RECORDS SUPPLIED
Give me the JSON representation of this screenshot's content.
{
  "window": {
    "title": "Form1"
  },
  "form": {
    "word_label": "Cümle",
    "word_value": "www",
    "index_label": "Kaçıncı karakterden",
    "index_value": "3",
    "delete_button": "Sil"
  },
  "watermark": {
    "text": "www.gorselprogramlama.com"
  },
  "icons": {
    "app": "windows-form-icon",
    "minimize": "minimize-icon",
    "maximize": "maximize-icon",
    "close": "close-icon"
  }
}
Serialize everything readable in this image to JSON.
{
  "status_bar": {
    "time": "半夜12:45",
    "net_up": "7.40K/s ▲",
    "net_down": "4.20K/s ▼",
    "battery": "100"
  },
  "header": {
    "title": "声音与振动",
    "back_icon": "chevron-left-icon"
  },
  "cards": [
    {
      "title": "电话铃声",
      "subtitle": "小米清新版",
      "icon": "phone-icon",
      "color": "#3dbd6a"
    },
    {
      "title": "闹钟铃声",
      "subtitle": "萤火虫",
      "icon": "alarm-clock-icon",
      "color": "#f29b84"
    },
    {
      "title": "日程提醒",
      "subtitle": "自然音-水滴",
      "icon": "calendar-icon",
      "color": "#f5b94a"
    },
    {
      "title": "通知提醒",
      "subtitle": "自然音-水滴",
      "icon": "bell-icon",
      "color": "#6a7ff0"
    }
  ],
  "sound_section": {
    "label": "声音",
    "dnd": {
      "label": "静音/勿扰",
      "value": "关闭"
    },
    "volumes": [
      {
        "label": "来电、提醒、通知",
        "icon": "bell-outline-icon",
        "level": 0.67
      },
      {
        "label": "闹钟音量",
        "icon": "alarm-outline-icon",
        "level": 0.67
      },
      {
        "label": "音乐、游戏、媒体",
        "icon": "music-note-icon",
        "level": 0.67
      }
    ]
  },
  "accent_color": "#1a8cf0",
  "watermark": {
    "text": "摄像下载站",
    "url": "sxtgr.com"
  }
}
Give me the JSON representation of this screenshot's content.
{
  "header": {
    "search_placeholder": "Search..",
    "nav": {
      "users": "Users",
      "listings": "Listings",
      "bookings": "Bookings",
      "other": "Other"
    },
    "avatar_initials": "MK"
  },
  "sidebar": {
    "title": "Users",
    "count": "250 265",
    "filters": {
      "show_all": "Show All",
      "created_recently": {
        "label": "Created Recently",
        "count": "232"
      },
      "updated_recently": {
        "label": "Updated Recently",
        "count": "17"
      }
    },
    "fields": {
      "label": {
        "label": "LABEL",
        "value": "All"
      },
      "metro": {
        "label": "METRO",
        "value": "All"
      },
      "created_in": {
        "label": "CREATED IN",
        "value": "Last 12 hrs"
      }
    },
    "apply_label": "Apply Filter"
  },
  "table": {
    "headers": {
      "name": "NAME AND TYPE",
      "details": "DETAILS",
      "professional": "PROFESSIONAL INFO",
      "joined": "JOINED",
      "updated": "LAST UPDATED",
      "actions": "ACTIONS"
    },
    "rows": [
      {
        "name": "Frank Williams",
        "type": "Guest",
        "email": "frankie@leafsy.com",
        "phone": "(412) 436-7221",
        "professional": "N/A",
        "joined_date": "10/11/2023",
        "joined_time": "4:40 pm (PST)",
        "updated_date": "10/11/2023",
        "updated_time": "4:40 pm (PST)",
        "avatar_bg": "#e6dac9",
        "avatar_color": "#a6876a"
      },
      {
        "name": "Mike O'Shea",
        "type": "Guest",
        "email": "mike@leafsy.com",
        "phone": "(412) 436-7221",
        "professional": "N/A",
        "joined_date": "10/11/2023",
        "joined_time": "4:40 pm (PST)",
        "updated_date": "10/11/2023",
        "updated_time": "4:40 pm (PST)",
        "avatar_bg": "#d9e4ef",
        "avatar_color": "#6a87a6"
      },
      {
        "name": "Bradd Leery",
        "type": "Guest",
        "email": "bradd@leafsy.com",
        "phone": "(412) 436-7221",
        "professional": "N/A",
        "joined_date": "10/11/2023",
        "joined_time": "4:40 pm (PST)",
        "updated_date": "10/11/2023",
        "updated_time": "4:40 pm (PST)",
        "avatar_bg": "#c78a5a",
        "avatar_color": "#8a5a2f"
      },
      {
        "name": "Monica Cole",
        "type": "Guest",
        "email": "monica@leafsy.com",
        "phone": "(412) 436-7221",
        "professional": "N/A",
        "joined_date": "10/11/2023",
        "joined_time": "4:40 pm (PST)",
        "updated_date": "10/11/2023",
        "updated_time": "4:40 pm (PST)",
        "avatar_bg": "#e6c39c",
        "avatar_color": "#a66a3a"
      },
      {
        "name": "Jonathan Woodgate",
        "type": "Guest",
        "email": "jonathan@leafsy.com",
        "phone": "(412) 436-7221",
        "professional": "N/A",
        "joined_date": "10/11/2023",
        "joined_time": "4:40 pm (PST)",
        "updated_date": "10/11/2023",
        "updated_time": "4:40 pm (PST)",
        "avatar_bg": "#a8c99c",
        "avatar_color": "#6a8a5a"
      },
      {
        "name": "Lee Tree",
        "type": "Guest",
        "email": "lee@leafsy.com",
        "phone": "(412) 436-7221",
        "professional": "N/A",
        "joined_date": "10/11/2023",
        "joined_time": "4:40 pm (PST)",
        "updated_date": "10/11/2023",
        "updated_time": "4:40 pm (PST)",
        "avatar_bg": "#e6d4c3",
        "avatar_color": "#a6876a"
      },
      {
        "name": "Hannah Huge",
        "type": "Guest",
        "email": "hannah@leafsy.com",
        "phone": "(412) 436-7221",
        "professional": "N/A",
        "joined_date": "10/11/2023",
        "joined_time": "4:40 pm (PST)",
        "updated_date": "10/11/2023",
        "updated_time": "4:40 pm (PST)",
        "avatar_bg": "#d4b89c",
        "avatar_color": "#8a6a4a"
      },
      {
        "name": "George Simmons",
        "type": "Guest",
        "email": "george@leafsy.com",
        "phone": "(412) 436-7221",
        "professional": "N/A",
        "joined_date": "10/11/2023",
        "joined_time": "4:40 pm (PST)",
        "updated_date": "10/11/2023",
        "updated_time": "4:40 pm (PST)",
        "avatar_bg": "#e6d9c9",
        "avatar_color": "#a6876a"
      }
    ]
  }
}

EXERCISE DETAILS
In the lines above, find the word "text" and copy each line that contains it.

YOUR SOLUTION
    "text": "www.gorselprogramlama.com"
    "text": "摄像下载站",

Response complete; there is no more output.